5 200 179
18.03.2019

Procrastination hurts. Hitting next episode on Netflix can provide momentary relief, but it’s a fleeting high. Whether you’re avoiding a sink full of dishes, a new presentation deck, or a date with the treadmill, delay has the power to transform a simple task into a Mount Everest of a to-do list.

Research shows that in the long term, procrastination significantly decreases our health, wealth, and happiness. For example, in a survey of 10,000 people by Carleton University’s Procrastination Research Group, 94 percent of respondents said that procrastination negatively affects their happiness. A full 19 percent said the effect is extremely negative.

The flip side of procrastination is motivation. According to Psychology Today, “motivation is literally the desire to act and move toward a goal.” When you’re building a business, that desire is essential -- and it can also be infuriatingly evasive.

But success doesn’t always start with extraordinary motivation. Just like a snowball gathering speed, sometimes motivation builds after we begin. I’ve experienced this phenomenon firsthand. For example, I’m not a highly motivated person. I don’t leap out of bed at 6 am, I don’t love swinging kettle bells, and I don’t read 100 books a year.

Related: 10 Tips to Help Entrepreneurs Get Motivated

Yet, I’ve slowly grown my startup, JotForm, into a company with over 4.3 million users and 130 employees. I usually manage to squeeze in a daily workout as well.

My point? Accomplishing our goals simply doesn’t require consistent motivation. We can achieve big things, even when we don’t feel like doing the day-to-day tasks.

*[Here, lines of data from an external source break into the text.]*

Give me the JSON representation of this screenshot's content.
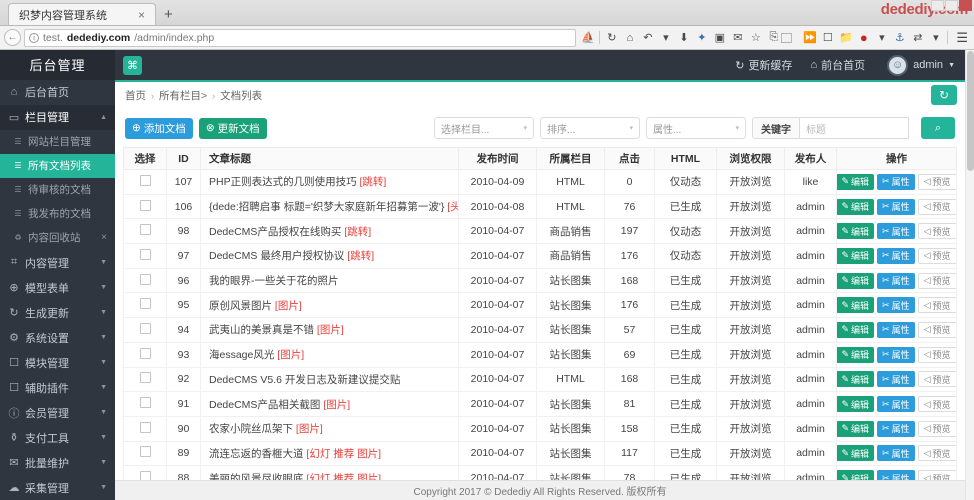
{
  "browser": {
    "tab_title": "织梦内容管理系统",
    "tab_close": "×",
    "new_tab": "+",
    "url_prefix": "test.",
    "url_host": "dedediy.com",
    "url_path": "/admin/index.php",
    "watermark": "dedediy.com",
    "back_icon": "←",
    "info_icon": "i"
  },
  "sidebar": {
    "brand": "后台管理",
    "items": [
      {
        "label": "后台首页",
        "icon": "home-icon",
        "glyph": "⌂",
        "caret": ""
      },
      {
        "label": "栏目管理",
        "icon": "folder-icon",
        "glyph": "▭",
        "caret": "▲"
      },
      {
        "label": "内容管理",
        "icon": "grid-icon",
        "glyph": "⌗",
        "caret": "▼"
      },
      {
        "label": "模型表单",
        "icon": "globe-icon",
        "glyph": "⊕",
        "caret": "▼"
      },
      {
        "label": "生成更新",
        "icon": "refresh-icon",
        "glyph": "↻",
        "caret": "▼"
      },
      {
        "label": "系统设置",
        "icon": "gear-icon",
        "glyph": "⚙",
        "caret": "▼"
      },
      {
        "label": "模块管理",
        "icon": "folder-open-icon",
        "glyph": "☐",
        "caret": "▼"
      },
      {
        "label": "辅助插件",
        "icon": "plugin-icon",
        "glyph": "☐",
        "caret": "▼"
      },
      {
        "label": "会员管理",
        "icon": "user-circle-icon",
        "glyph": "ⓘ",
        "caret": "▼"
      },
      {
        "label": "支付工具",
        "icon": "cart-icon",
        "glyph": "⚱",
        "caret": "▼"
      },
      {
        "label": "批量维护",
        "icon": "mail-icon",
        "glyph": "✉",
        "caret": "▼"
      },
      {
        "label": "采集管理",
        "icon": "cloud-icon",
        "glyph": "☁",
        "caret": "▼"
      }
    ],
    "submenu": [
      {
        "label": "网站栏目管理",
        "active": false,
        "close": ""
      },
      {
        "label": "所有文档列表",
        "active": true,
        "close": ""
      },
      {
        "label": "待审核的文档",
        "active": false,
        "close": ""
      },
      {
        "label": "我发布的文档",
        "active": false,
        "close": ""
      },
      {
        "label": "内容回收站",
        "active": false,
        "close": "×"
      }
    ]
  },
  "topbar": {
    "logo_glyph": "⌘",
    "update_cache": "更新缓存",
    "update_cache_glyph": "↻",
    "front_page": "前台首页",
    "front_page_glyph": "⌂",
    "user_name": "admin",
    "user_caret": "▼",
    "avatar_glyph": "☺"
  },
  "breadcrumb": {
    "items": [
      "首页",
      "所有栏目>",
      "文档列表"
    ],
    "separator": "›",
    "refresh_glyph": "↻"
  },
  "toolbar": {
    "add_doc": "添加文档",
    "add_doc_glyph": "⊕",
    "update_doc": "更新文档",
    "update_doc_glyph": "⊗",
    "select_column": "选择栏目...",
    "sort": "排序...",
    "attribute": "属性...",
    "keyword_label": "关键字",
    "keyword_placeholder": "标题",
    "caret": "▾",
    "search_glyph": "⌕"
  },
  "table": {
    "headers": [
      "选择",
      "ID",
      "文章标题",
      "发布时间",
      "所属栏目",
      "点击",
      "HTML",
      "浏览权限",
      "发布人",
      "操作"
    ],
    "rows": [
      {
        "id": "107",
        "title": "PHP正则表达式的几则使用技巧 ",
        "tags": "[跳转]",
        "date": "2010-04-09",
        "column": "HTML",
        "clicks": "0",
        "html": "仅动态",
        "perm": "开放浏览",
        "author": "like"
      },
      {
        "id": "106",
        "title": "{dede:招聘启事 标题='织梦大家庭新年招募第一波'} ",
        "tags": "[头条 推荐 特荐]",
        "date": "2010-04-08",
        "column": "HTML",
        "clicks": "76",
        "html": "已生成",
        "perm": "开放浏览",
        "author": "admin"
      },
      {
        "id": "98",
        "title": "DedeCMS产品授权在线购买 ",
        "tags": "[跳转]",
        "date": "2010-04-07",
        "column": "商品销售",
        "clicks": "197",
        "html": "仅动态",
        "perm": "开放浏览",
        "author": "admin"
      },
      {
        "id": "97",
        "title": "DedeCMS 最终用户授权协议 ",
        "tags": "[跳转]",
        "date": "2010-04-07",
        "column": "商品销售",
        "clicks": "176",
        "html": "仅动态",
        "perm": "开放浏览",
        "author": "admin"
      },
      {
        "id": "96",
        "title": "我的眼界-一些关于花的照片",
        "tags": "",
        "date": "2010-04-07",
        "column": "站长图集",
        "clicks": "168",
        "html": "已生成",
        "perm": "开放浏览",
        "author": "admin"
      },
      {
        "id": "95",
        "title": "原创风景图片 ",
        "tags": "[图片]",
        "date": "2010-04-07",
        "column": "站长图集",
        "clicks": "176",
        "html": "已生成",
        "perm": "开放浏览",
        "author": "admin"
      },
      {
        "id": "94",
        "title": "武夷山的美景真是不错 ",
        "tags": "[图片]",
        "date": "2010-04-07",
        "column": "站长图集",
        "clicks": "57",
        "html": "已生成",
        "perm": "开放浏览",
        "author": "admin"
      },
      {
        "id": "93",
        "title": "海essage风光 ",
        "tags": "[图片]",
        "date": "2010-04-07",
        "column": "站长图集",
        "clicks": "69",
        "html": "已生成",
        "perm": "开放浏览",
        "author": "admin"
      },
      {
        "id": "92",
        "title": "DedeCMS V5.6 开发日志及新建议提交贴",
        "tags": "",
        "date": "2010-04-07",
        "column": "HTML",
        "clicks": "168",
        "html": "已生成",
        "perm": "开放浏览",
        "author": "admin"
      },
      {
        "id": "91",
        "title": "DedeCMS产品相关截图 ",
        "tags": "[图片]",
        "date": "2010-04-07",
        "column": "站长图集",
        "clicks": "81",
        "html": "已生成",
        "perm": "开放浏览",
        "author": "admin"
      },
      {
        "id": "90",
        "title": "农家小院丝瓜架下 ",
        "tags": "[图片]",
        "date": "2010-04-07",
        "column": "站长图集",
        "clicks": "158",
        "html": "已生成",
        "perm": "开放浏览",
        "author": "admin"
      },
      {
        "id": "89",
        "title": "流连忘返的香榧大道 ",
        "tags": "[幻灯 推荐 图片]",
        "date": "2010-04-07",
        "column": "站长图集",
        "clicks": "117",
        "html": "已生成",
        "perm": "开放浏览",
        "author": "admin"
      },
      {
        "id": "88",
        "title": "美丽的风景尽收眼底 ",
        "tags": "[幻灯 推荐 图片]",
        "date": "2010-04-07",
        "column": "站长图集",
        "clicks": "78",
        "html": "已生成",
        "perm": "开放浏览",
        "author": "admin"
      }
    ],
    "ops": {
      "edit": "编辑",
      "edit_glyph": "✎",
      "attr": "属性",
      "attr_glyph": "✂",
      "preview": "预览",
      "preview_glyph": "◁"
    }
  },
  "footer": {
    "text": "Copyright 2017 © Dedediy All Rights Reserved. 版权所有"
  },
  "colors": {
    "accent": "#23b499",
    "sidebar": "#2f3640",
    "blue": "#2d9cdb",
    "green": "#1aa179",
    "tag_red": "#e8403a"
  }
}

Avoidance gradually increases our anxiety, making us even more likely to procrastinate, and then the pattern escalates. To end this vicious cycle, it’s important to identify why we’re dodging a........

© Entrepreneur